- WHAT YOU WILL DO -
Restating every entry exactly is the whole task.

SOURCE MATERIAL START

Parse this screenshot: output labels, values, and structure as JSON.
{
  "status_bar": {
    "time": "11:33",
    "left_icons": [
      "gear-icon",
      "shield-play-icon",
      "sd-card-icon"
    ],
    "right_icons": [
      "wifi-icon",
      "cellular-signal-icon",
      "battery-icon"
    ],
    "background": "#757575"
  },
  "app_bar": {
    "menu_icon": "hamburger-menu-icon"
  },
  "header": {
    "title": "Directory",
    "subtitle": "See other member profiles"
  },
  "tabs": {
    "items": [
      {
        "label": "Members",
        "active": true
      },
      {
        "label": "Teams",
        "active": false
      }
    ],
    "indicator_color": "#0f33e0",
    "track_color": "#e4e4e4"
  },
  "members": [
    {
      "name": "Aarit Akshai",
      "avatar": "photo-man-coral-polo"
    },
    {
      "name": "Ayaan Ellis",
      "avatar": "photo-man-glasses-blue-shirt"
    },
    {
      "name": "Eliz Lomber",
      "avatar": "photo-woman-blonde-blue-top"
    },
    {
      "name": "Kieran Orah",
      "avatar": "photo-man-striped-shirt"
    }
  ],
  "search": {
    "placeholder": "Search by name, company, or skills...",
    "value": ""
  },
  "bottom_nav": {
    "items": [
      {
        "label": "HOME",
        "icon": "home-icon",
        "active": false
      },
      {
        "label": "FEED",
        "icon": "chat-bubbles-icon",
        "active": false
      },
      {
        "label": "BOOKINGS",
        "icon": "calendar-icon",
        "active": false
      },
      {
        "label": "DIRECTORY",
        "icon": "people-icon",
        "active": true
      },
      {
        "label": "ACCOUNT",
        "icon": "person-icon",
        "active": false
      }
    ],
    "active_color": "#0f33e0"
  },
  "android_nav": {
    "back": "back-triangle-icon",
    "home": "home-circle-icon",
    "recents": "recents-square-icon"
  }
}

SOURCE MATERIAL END

- REPLY TO THE EXERCISE -
Parse this screenshot: output labels, values, and structure as JSON.
{
  "status_bar": {
    "time": "11:33",
    "left_icons": [
      "gear-icon",
      "shield-play-icon",
      "sd-card-icon"
    ],
    "right_icons": [
      "wifi-icon",
      "cellular-signal-icon",
      "battery-icon"
    ],
    "background": "#757575"
  },
  "app_bar": {
    "menu_icon": "hamburger-menu-icon"
  },
  "header": {
    "title": "Directory",
    "subtitle": "See other member profiles"
  },
  "tabs": {
    "items": [
      {
        "label": "Members",
        "active": true
      },
      {
        "label": "Teams",
        "active": false
      }
    ],
    "indicator_color": "#0f33e0",
    "track_color": "#e4e4e4"
  },
  "members": [
    {
      "name": "Aarit Akshai",
      "avatar": "photo-man-coral-polo"
    },
    {
      "name": "Ayaan Ellis",
      "avatar": "photo-man-glasses-blue-shirt"
    },
    {
      "name": "Eliz Lomber",
      "avatar": "photo-woman-blonde-blue-top"
    },
    {
      "name": "Kieran Orah",
      "avatar": "photo-man-striped-shirt"
    }
  ],
  "search": {
    "placeholder": "Search by name, company, or skills...",
    "value": ""
  },
  "bottom_nav": {
    "items": [
      {
        "label": "HOME",
        "icon": "home-icon",
        "active": false
      },
      {
        "label": "FEED",
        "icon": "chat-bubbles-icon",
        "active": false
      },
      {
        "label": "BOOKINGS",
        "icon": "calendar-icon",
        "active": false
      },
      {
        "label": "DIRECTORY",
        "icon": "people-icon",
        "active": true
      },
      {
        "label": "ACCOUNT",
        "icon": "person-icon",
        "active": false
      }
    ],
    "active_color": "#0f33e0"
  },
  "android_nav": {
    "back": "back-triangle-icon",
    "home": "home-circle-icon",
    "recents": "recents-square-icon"
  }
}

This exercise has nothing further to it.